Warsi says: “It’s a good start. How can you start to fix something if you cannot even define it? It’s appalling that we still do not have a (government-ratified) definition for Islamophobia when the growing number of attacks against Muslims shows just how much it is needed.”
She says the term Islamophobia is increasingly ‘broad’. “It’s rooted in racism. There has been everything from murder to people who have their hijab pulled to people who are beaten up. Then there are Muslims who are overlooked for jobs even though they have brilliant CVs and declined for tenancies. We need a definition of the Islamophobia that is broad enough to take all this in.”
Warsi says a change in public policy is needed to make sure the appropriate solutions are in place to protect those who need it, but she also says it’s about changing what society thinks is acceptable.
“You wouldn’t use the ‘P’ word or the ‘N’ word in public because it’s considered to be socially unacceptable, just like anti-Semitic terms and jokes are deemed unacceptable. Yet Islamophobia seems to be fair game. It’s our blind spot. Even mainstream and socially respectable people are quite happy to use Islamophobic jokes and language because they feel that society will tolerate it.”
Warsi says she wants to see a Britain where ‘Islamophobia is as unacceptable as homophobia or anti-Semitism.’ It’s not long before she takes aim at leaders who ‘green light’ Islamophobia from the top. “Of course, Boris’s [letterbox] comment was bigotry. I don’t like the [burka] garment and it’s not something I have ever worn. I don’t think the garment is for modern times, but as long as women are choosing to wear it, they can wear it.
“Men need to stay out of our wardrobes. I will not have men using what women wear as a convenient battleground to enhance their poll ratings. Boris said that to get himself in the news again and get some attention.”
Warsi has no immediate plans to step back into politics but let’s say she could rule the world for just one day, what would this fearless baroness do?
“I would get international agreement on climate change – one that they can never ever step away from.

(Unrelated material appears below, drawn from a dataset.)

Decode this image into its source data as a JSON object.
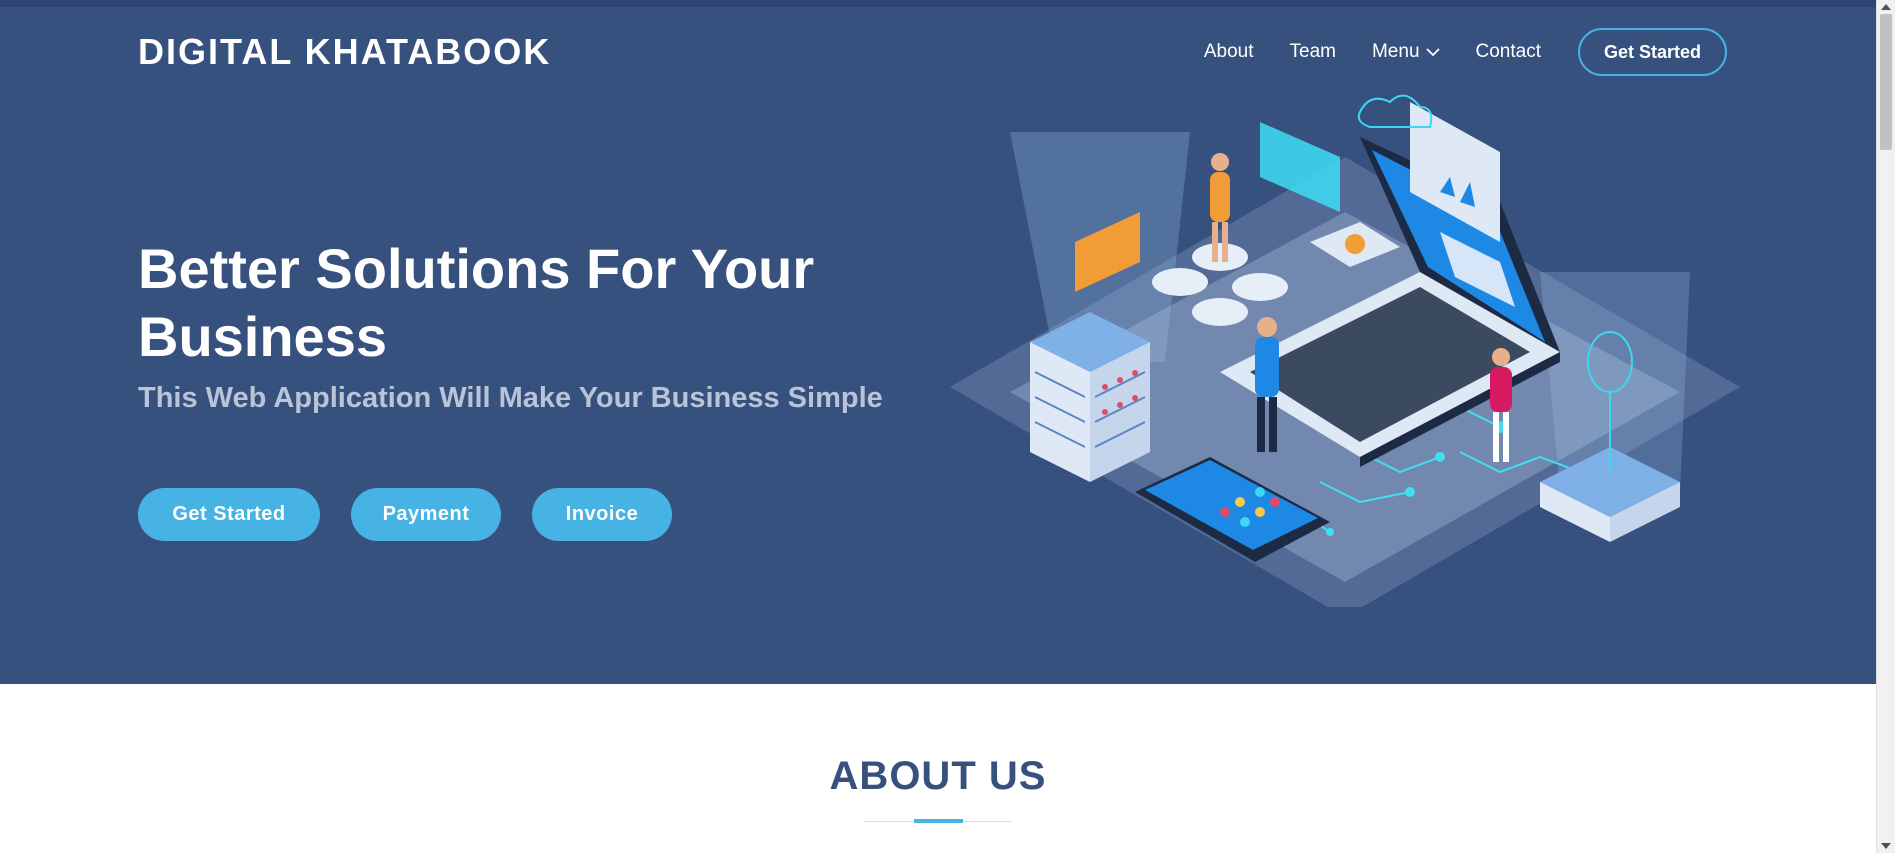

I would put in place policies that mean no person goes hungry – we have enough resources in the world for everyone to enjoy the fruits of success. Finally, I would get rid of all nuclear armament in the world and when we all wake up no one could ever use it again!” she laughs.
Before she departs, Baroness Warsi lets me into a secret: despite her quick sense of humour, she says she finds ‘fun’ hard to do.
“Work is fun to me, because I love what I do. My kids tell me I’m not very good at downtime. But I do love cooking and those spa holidays – you know the ones where you sit in your nightgown for three days and order room service and more room service. Yeah, those.”